Yes, you’re gonna get screwed over, you’re gonna get your feelings hurt, people will be taking advantage. But, for the sake of your happiness and sanity, presume the best in people.
Robbie speaks candidly to PORTER’s Features Director, Vassi Chamberlain, in the Winter Escape issue (on sale December 7), photographed by Yelena Yemchuk and styled by Camille Bidault-Waddington. The 28-year-old natural beauty was shot in Los Angeles, where she was filming the highly anticipated Once Upon a Time in Hollywood, written and directed by Quentin Tarantino. Working with the award-winning director was a “life goal” and she tells PORTER
When I first sat down with my team in America and they asked me what I wanted in my career: ‘Pie in the sky? Tarantino.’
The warm, down-to-earth actress has proven she is a master of transformation, having won critical acclaim for her satirical portrayal of Tonya Harding in I, Tonya, and this month will take on the role of Elizabeth I in Mary Queen of Scots alongside Saoirse Ronan. Robbie tells PORTER she had trepidation about playing the iconic English monarch. “She’s been portrayed on screen by some of the world’s greatest actresses, including Cate Blanchett and [Dame] Judi Dench. Who am I to think that I could join that legacy? So initially I thought, ‘No chance, no way.’ I didn’t think I could pull it off.”
The Australian native also talks marriage (Robbie married screenwriter and producer Tom Ackerley in 2016). “Being married is actually the most fun ever, life got way more fun somehow. I have a responsibility being someone’s wife, I want to be better.” Robbie also speaks candidly about the powerful #MeToo movement and how it has personally educated her. “I didn’t know that you could say ‘I have been sexually harassed’ without someone physically touching you, that you could say ‘That’s not OK.’ I had no idea. I now know because I’ve researched what constitutes illegal sexual harassment so as to have negative connotations for your job and how you get paid.”
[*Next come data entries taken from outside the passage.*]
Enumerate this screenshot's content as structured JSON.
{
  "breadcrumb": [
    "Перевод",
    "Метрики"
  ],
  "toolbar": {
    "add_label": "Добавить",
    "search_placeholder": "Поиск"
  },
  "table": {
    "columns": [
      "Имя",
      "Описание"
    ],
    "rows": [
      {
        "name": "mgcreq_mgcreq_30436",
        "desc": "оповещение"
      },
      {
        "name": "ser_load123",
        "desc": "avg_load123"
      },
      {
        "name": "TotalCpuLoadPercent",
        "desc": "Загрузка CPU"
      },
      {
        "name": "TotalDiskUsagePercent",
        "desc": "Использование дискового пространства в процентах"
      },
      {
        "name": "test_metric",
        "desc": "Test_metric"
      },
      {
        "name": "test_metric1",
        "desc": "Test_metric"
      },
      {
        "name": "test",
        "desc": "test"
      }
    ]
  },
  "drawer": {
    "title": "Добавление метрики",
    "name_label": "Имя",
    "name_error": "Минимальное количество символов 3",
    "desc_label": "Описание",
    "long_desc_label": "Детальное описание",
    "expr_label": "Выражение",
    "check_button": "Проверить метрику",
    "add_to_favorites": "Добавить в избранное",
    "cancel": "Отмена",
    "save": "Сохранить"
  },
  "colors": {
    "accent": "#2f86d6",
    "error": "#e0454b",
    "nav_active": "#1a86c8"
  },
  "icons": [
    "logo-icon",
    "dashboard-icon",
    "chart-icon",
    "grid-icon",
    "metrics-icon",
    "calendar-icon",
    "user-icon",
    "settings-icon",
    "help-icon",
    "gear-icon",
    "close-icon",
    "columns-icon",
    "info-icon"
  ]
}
I have been struck by the quiet but impressively strategic way Margot Robbie has approached her career. In the wake of #MeToo, it has been invigorating to see Hollywood’s leading ladies take charge, with many now adding producer, writer or director to their résumés. Robbie is the absolute embodiment of this change and shift of incredible women leading the way for the next generation.PORTER’s editor-in-chief Lucy Yeomans says.
PORTER speaks to the double-amputee, motivational speaker and model Aimee Mullins about adding Hollywood actress to her extraordinary résumé of achievements. The Paralympian also reminisces about her late friend Lee McQueen, having opened the Spring/Summer 1999 Alexander McQueen show 20- years ago, wearing hand-carved wooden prostheses designed by McQueen. “They were so beautiful they invited you to look. Not for shock value. Shocking is too easy. To provoke thought.”
Also within the issue, PORTER shares previously unpublished images of original supermodel Iman, who speaks about being discovered by female photographer Mirella Ricciardi and not Peter Beard – the man widely credited with discovering the model; “It was Mirella – absolutely – I met her before I met Peter. The story of Peter discovering me is very patriarchal – the pen that writes history, and all that! When patriarchies and men are involved, they usually lay claim, and we say “well, OK” – but it’s not OK!”